International Perceptions of the United States since 9/11
Edited by David Farber
It has never been more important for Americans to understand why the world both hates and loves the United States. In What They Think of Us, a remarkable group of writers from the Middle East, Europe, Asia, and Latin America describes the world's profoundly ambivalent attitudes toward the United States--before and since 9/11.
While many people around the world continue to see the United States as a model despite the Iraq war and the war on terror, the U.S. response to 9/11 has undoubtedly intensified global anti-Americanism. What They Think of Us reveals that substantial goodwill toward America still exists, but that this sympathy is in peril--and that there is an immense gap between how Americans view their country and how it is viewed abroad.
Drawing on broad research and personal experience while avoiding anecdotalism and polemics, the writers gathered here combine political, cultural, and historical analysis to explain how people in different parts of the world see the United States. They show that not all anti-Americanism can be blamed on U.S. foreign policy. America is disliked not just for what it does but also for what it is, and perceptions of both are profoundly shaped--and sometimes warped--by the domestic realities of the countries where anti-Americanism thrives. In addition to analyzing America's battered global reputation, these writers propose ways the United States and other countries can build better relations through greater understanding and respect.

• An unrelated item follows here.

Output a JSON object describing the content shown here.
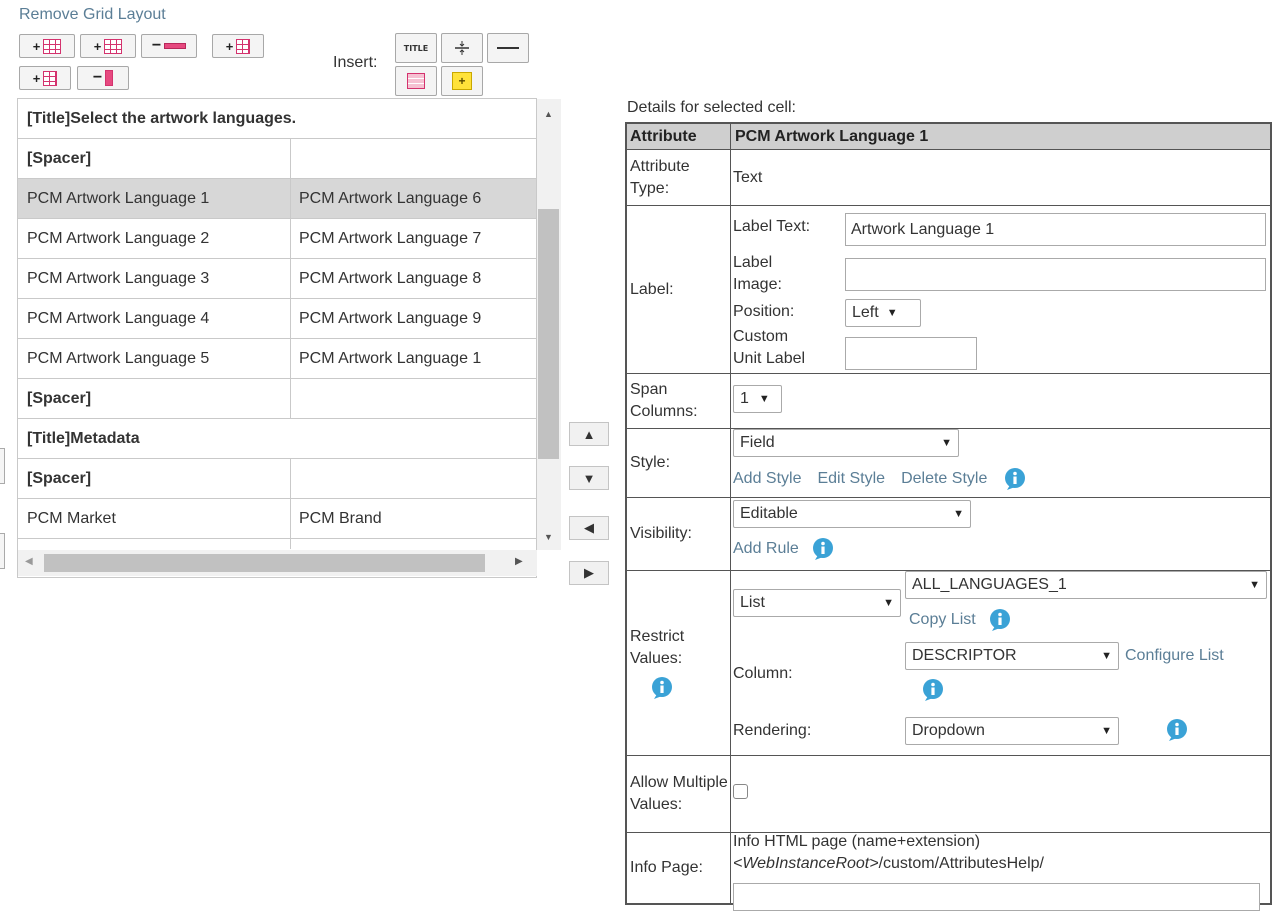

David Farber is Professor of History at Temple University. His books include Taken Hostage: The Iran Hostage Crisis and America's First Encounter with Radical Islam (Princeton).